## Work instruction:
Among the lines of the data below, count those that hold the word "Windows". Answer with the number alone.

(Beginning of Record excerpts)

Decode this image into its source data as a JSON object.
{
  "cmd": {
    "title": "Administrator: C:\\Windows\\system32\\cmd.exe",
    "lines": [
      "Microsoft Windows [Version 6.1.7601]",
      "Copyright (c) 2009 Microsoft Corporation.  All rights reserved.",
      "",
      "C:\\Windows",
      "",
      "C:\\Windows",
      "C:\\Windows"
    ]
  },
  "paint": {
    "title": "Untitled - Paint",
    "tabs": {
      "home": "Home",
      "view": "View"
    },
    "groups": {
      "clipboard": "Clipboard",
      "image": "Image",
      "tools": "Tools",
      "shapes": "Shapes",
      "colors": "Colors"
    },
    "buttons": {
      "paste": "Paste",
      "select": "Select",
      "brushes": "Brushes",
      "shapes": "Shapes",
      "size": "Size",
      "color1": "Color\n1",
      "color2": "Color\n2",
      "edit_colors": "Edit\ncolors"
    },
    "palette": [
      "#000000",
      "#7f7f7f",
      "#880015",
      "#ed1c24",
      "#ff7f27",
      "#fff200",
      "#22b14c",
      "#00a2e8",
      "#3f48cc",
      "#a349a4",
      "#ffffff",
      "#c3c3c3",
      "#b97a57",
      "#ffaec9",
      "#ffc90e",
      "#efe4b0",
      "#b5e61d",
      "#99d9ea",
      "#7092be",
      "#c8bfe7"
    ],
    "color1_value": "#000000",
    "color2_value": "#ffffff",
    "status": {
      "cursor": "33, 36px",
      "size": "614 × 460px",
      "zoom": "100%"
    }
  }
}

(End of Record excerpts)
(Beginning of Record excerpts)

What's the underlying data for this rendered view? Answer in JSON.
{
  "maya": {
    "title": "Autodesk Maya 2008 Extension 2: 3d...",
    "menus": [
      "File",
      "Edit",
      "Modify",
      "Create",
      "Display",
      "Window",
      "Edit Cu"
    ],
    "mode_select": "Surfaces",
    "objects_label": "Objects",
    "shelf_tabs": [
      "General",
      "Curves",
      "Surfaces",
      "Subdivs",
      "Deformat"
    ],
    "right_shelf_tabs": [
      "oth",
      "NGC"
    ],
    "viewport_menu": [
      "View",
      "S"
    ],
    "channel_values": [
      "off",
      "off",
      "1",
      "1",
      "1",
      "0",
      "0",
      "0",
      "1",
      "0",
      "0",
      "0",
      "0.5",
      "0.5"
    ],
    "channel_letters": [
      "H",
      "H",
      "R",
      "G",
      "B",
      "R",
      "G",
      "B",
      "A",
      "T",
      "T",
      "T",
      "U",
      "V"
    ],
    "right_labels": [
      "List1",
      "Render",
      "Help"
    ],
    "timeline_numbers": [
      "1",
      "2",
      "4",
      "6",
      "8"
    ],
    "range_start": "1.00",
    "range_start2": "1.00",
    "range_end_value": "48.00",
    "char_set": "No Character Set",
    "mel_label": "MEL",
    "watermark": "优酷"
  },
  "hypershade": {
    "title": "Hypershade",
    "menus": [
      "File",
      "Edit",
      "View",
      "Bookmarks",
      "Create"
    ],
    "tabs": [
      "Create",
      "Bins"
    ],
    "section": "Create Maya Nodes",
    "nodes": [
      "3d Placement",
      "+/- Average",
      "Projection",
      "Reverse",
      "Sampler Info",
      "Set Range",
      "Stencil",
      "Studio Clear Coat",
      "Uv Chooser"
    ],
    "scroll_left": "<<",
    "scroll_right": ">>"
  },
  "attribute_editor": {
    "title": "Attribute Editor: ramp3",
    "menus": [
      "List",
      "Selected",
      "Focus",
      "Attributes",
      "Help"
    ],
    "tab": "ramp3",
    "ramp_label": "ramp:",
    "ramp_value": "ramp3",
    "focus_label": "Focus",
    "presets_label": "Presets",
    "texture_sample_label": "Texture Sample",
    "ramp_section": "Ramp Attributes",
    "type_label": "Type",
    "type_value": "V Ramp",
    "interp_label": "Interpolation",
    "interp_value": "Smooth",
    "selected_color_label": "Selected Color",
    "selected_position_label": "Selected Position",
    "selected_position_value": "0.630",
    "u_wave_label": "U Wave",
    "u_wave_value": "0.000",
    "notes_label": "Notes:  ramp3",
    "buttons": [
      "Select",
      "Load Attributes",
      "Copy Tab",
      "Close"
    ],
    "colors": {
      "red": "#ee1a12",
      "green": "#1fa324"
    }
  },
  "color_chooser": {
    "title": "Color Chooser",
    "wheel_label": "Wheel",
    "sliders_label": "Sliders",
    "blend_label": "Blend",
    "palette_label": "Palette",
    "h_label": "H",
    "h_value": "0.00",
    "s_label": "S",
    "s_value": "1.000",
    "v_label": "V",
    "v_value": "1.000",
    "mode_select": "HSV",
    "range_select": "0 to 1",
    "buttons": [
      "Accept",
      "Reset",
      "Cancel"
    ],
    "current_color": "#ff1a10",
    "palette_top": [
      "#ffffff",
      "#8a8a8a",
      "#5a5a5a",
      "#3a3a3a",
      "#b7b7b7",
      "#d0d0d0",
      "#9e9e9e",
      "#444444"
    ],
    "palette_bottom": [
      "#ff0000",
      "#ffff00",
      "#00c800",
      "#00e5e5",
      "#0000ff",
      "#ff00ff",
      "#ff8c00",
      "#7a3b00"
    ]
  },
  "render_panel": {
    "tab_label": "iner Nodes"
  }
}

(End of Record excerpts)
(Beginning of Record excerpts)

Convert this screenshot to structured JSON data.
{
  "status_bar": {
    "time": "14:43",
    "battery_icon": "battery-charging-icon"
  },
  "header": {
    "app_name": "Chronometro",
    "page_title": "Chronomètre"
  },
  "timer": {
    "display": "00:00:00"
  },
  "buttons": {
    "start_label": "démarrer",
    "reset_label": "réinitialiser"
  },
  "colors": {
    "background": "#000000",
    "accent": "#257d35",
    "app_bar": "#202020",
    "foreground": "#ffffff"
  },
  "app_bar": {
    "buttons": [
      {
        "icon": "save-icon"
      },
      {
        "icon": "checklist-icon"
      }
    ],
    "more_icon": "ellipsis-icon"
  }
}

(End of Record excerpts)

## Expected output:
5